On Monday (22nd November) members from Communist Students joined around 50 students from Manchester Metropolitan University in the occupation of a lecture theatre in the University’s Geoffrey Manton building. The occupation was in protest against the cuts to higher education both on a national scale and at their university specifically. The occupation was the culmination of a march that followed on from a rally that had been called in All Saints park at 12pm by the MMU anti-cuts group which garnered at it’s height a 100 people.
The protestors had marched around the university several times chanting the usual anti-cuts slogans that have popularized themselves as of late attracting more supporters as they went. As the march passed by the Geoffery Manton building for the second time some at the front of the march decided that they should try and lead the group into occupation. Marching unopposed into the atrium of the building the march was led into lecture theatre 7 and the occupation began.
The group began holding a discussion over what the demands of the occupation and what the content of the statement of intent to be sent to the media should be. After over and hour of debate, during which the number of the occupation dwindled to around 30, it was voted that the demands should be:
- No repercussions for the participants
- Free access to and from the occupation
- The management of the university should issue a public statement opposing the Governement s proposed reforms to higher education and opposing cuts around the university in general
- The scrapping of the EQAL reforms to course structure
- The scrapping of the universities LATE scheme
- That the university should be open and transparent with its financial accounts
A press release was then drawn up and agreed upon and sent out to a number of news outlets encouraging other student bodies around the country to pursue a similar course of direct action and expressing solidarity with any such actions.
In the meantime the occupation had been sending out people to try and gain more support from the students and lecturers in the building but with little success. The numbers continued to dwindle as some left to get food and others became disheartened by lack of direction. It was eventually recognised that the occupation was not going to achieve much more as the numbers were by now too few, so it was decided that the group would work on questions to put to the Vice Chancellor of the university which had been arranged for 5pm that same evening. At 5 those left in the occupation made their way to the Q&A session with the Vice Chancellor only to hear him waffle on for over an hour about how he couldn’t himself influence any of the decisions being made in Parliament and trying to present himself as having to be simply the bearer of bad news.
Although the occupation was not as successful as some would of hoped, there are positive lessons to be drawn from it. Chiefly that the occupation was inhibited by its lack of pre-organisation which contributed to its general lack of direction and we lacked the numbers. Also future occupations must be guided by the understanding that the cuts are not the result of greedy bankers or ‘stupid poor’ people getting into too much debt but a result of a crisis that is inevitable in the way in which capitalism functions therefore occupying for limited concessions is counter productive.

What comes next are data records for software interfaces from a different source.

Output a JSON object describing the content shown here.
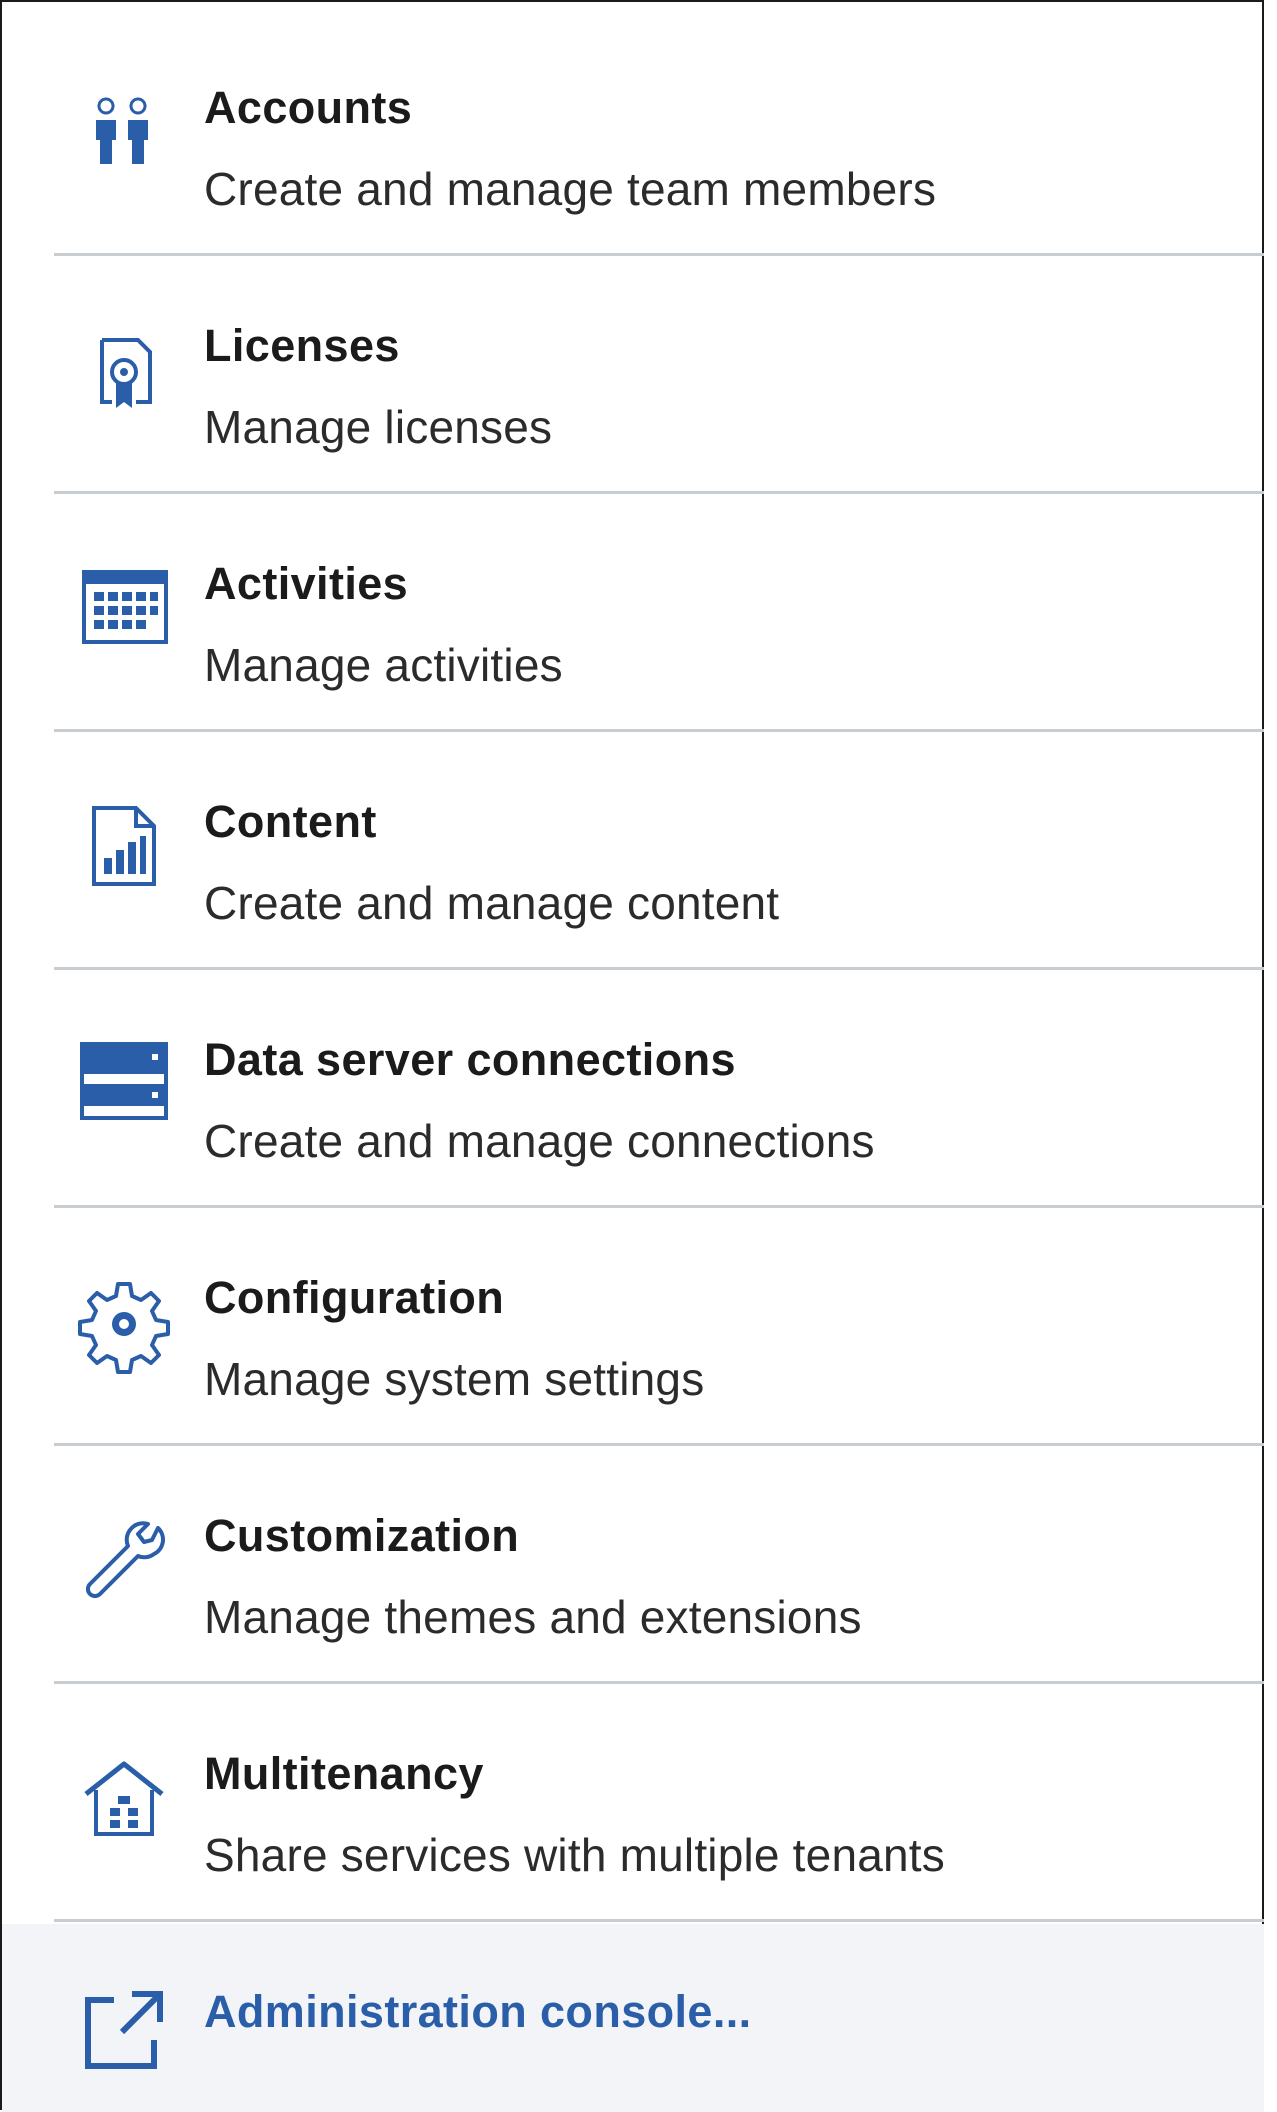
{
  "menu": {
    "items": [
      {
        "title": "Accounts",
        "description": "Create and manage team members",
        "icon": "accounts-icon"
      },
      {
        "title": "Licenses",
        "description": "Manage licenses",
        "icon": "license-icon"
      },
      {
        "title": "Activities",
        "description": "Manage activities",
        "icon": "calendar-icon"
      },
      {
        "title": "Content",
        "description": "Create and manage content",
        "icon": "content-report-icon"
      },
      {
        "title": "Data server connections",
        "description": "Create and manage connections",
        "icon": "data-server-icon"
      },
      {
        "title": "Configuration",
        "description": "Manage system settings",
        "icon": "gear-icon"
      },
      {
        "title": "Customization",
        "description": "Manage themes and extensions",
        "icon": "wrench-icon"
      },
      {
        "title": "Multitenancy",
        "description": "Share services with multiple tenants",
        "icon": "tenant-house-icon"
      }
    ],
    "console": {
      "label": "Administration console...",
      "icon": "launch-external-icon"
    }
  },
  "colors": {
    "icon": "#2a5ea8",
    "title": "#1b1b1b",
    "link": "#2a5ea8",
    "separator": "#c8cdd2",
    "console_bg": "#f2f4f8"
  }
}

Future occupations must be focused on building an alternative form of education drawing in all sections of society; the unemployed, pensioners, students and workers similar to those prevalent in France in May 68 to demonstrate the viability of the Communist alternative.
By James O’Leary